_Instructions for the task_: Report each line from the entries in which "data" can be found.

++++++++

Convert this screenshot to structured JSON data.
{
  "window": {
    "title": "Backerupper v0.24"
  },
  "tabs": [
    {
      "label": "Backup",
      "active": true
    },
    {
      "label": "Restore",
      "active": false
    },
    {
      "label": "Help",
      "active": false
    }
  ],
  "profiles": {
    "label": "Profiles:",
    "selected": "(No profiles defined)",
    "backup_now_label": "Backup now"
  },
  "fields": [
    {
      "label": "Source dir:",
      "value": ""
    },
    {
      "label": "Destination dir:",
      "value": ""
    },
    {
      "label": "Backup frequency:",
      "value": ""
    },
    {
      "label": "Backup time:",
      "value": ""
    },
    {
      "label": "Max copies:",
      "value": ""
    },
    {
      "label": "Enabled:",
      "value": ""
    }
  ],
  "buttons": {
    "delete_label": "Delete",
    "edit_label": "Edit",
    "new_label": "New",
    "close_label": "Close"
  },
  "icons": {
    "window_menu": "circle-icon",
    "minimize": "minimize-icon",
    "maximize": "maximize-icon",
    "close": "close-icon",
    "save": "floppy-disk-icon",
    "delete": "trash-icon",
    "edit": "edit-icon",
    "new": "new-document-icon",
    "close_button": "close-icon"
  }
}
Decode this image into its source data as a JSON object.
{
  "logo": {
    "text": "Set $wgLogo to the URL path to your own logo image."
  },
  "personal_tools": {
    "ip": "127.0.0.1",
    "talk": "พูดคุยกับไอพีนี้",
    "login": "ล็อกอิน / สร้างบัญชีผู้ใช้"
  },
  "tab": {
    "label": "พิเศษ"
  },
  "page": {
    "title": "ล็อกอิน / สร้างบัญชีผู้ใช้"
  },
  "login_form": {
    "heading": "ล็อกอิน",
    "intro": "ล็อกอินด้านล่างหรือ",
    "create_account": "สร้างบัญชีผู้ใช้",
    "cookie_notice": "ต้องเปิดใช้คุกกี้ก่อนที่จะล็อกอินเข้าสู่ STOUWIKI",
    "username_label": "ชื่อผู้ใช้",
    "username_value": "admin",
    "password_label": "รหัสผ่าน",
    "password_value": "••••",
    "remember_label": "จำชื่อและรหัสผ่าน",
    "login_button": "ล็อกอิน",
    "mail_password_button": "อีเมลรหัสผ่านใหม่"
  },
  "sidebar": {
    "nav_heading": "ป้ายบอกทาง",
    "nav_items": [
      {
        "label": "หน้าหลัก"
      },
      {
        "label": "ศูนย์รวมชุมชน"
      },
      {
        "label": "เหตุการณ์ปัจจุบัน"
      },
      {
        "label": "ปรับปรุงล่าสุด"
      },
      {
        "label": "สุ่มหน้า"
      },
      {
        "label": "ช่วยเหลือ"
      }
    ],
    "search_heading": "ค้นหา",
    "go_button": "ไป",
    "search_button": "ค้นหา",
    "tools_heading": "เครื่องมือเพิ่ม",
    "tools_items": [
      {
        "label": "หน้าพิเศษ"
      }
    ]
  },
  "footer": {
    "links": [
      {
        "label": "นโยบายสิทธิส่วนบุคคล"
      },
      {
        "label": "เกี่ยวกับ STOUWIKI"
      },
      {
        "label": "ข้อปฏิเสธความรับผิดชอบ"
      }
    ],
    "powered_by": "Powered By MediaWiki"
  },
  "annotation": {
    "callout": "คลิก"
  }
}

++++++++

_Solution for this task_:
Convert this screenshot to structured JSON data.
Decode this image into its source data as a JSON object.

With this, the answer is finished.